Back in October I made a decision. It was such a good decision. And it changed, for the better, the direction of my life. There has not been a moment since that I have regretted making it. I have feared that it might lead to failure, only to then remind myself that failure is sometimes a trick of the eye (or how we choose to define it). And so I have put one foot in front of the other, so sure that whatever I was moving towards, was better than standing still--and I have stood still for far too long (see: fear). And for the first few months, my decision was directional. I had tasks and lists and boxes to check. But then came the waiting. Which I always knew was going to come, and I always knew I wasn't going to like. But it was necessary--a part of the process. The waiting to find out. The great, big, gaping unknown. And sitting in unknown has never really been...well, you know, a thing that I'm good at.
Years ago, in a funk--when funks were more often than not--I went to see Tom. And Tom pointed out that the funks seemed to show up whenever my life lacked movement. When things felt still, settled, unyielding.
I crave movement. All. the. time.
Which brings us back to this moment, right now. This moment where the directionality of my plan (and life) is purposefully on pause, and I don't yet know what will come next. In some ways, the fact that I am breathing, at all, is a miracle. And yet, I know I will look back on this time, years from now--minutes from now, even--as nothing short of miraculous. Holy even.
That being said, there was a morning last week--probably the morning after I'd congratulated myself on not falling down the rabbit-hole of old habits--that I did not want to get out of bed. (God was I good at sleeping through depression). And as I lay in bed, a small, slow panic settling in, there came a thought: movement.
I may not be able to move mountains today, but I can fake the feeling. I can create literal, physical, actual movement.
So I sat upright and got to work. I tasked myself with five things to do before noon (which is, still to this day, some of the best advice I've ever received), and I created physical movement around me. I turned on the small fan I keep in the corner to get some air circulating. I stripped the bed of the sheets and started a load of laundry (actual, physical, circular movement). I took a shower, washed my hair, swiped on some perfume--some lipstick, too. I watered the plants, making sure something would grow on this day. I lit a candle, watched it flicker.

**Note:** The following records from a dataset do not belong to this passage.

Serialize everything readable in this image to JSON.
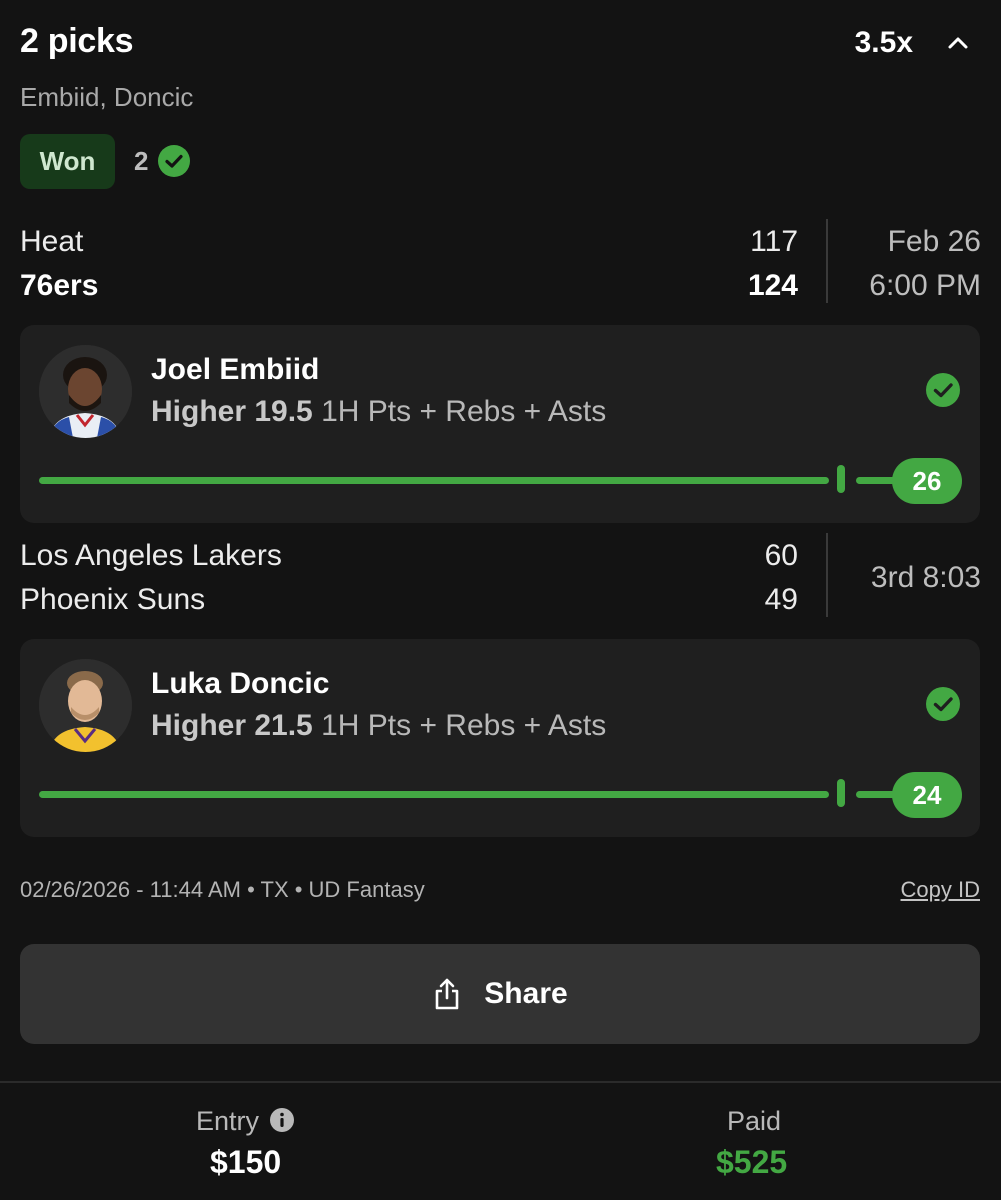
{
  "header": {
    "title": "2 picks",
    "multiplier": "3.5x",
    "players_summary": "Embiid, Doncic",
    "status_badge": "Won",
    "correct_count": "2"
  },
  "games": [
    {
      "team_1": "Heat",
      "score_1": "117",
      "team_2": "76ers",
      "score_2": "124",
      "date": "Feb 26",
      "time": "6:00 PM"
    },
    {
      "team_1": "Los Angeles Lakers",
      "score_1": "60",
      "team_2": "Phoenix Suns",
      "score_2": "49",
      "status": "3rd 8:03"
    }
  ],
  "picks": [
    {
      "player": "Joel Embiid",
      "direction_line": "Higher 19.5",
      "stat": "1H Pts + Rebs + Asts",
      "result": "26",
      "avatar_icon": "player-photo-embiid"
    },
    {
      "player": "Luka Doncic",
      "direction_line": "Higher 21.5",
      "stat": "1H Pts + Rebs + Asts",
      "result": "24",
      "avatar_icon": "player-photo-doncic"
    }
  ],
  "footer": {
    "meta": "02/26/2026 - 11:44 AM • TX • UD Fantasy",
    "copy_id": "Copy ID",
    "share_label": "Share",
    "entry_label": "Entry",
    "entry_value": "$150",
    "paid_label": "Paid",
    "paid_value": "$525"
  },
  "colors": {
    "background": "#131313",
    "card": "#1f1f1f",
    "accent_green": "#43a843",
    "won_badge_bg": "#173a1a",
    "button": "#333333"
  }
}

I ran a vacuum over the rug, and then I turned on the music just a bit too loud, and gave thanks for it all. The mess and frustration and stillness and movement and this very holy season.
And the funk moved right on by.